Excerpts from an interface dataset:
-----

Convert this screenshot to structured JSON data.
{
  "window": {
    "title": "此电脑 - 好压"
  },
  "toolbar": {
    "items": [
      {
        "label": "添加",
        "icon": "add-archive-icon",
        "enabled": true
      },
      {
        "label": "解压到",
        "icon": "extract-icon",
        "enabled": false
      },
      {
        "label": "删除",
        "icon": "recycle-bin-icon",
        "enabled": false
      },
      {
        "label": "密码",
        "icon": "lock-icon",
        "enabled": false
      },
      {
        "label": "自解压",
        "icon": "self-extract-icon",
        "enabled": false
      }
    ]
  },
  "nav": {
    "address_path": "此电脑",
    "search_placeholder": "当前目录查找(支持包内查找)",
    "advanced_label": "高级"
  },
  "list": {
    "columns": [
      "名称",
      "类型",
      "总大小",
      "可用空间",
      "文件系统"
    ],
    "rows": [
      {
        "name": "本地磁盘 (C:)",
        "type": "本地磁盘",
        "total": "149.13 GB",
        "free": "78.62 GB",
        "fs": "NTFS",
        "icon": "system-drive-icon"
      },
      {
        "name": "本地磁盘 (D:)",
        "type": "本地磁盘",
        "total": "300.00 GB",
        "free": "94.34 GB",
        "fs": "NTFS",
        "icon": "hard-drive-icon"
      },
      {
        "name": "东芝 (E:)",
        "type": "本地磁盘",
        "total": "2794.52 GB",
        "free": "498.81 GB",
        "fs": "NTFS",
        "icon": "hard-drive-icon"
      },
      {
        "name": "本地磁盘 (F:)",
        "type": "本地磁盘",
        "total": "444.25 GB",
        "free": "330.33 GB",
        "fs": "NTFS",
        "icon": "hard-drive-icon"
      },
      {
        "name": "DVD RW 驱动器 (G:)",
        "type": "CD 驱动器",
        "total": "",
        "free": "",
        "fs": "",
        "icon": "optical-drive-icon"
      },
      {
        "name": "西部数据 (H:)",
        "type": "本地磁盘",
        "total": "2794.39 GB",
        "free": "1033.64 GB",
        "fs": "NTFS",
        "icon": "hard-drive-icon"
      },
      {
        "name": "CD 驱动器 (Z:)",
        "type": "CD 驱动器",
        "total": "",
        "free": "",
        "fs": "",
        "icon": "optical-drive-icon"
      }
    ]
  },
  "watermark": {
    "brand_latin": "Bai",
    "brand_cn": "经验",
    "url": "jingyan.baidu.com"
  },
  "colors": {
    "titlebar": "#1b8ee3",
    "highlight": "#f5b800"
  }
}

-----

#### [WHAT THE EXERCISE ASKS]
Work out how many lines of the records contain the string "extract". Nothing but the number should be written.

#### [COMPLETED TASK]
2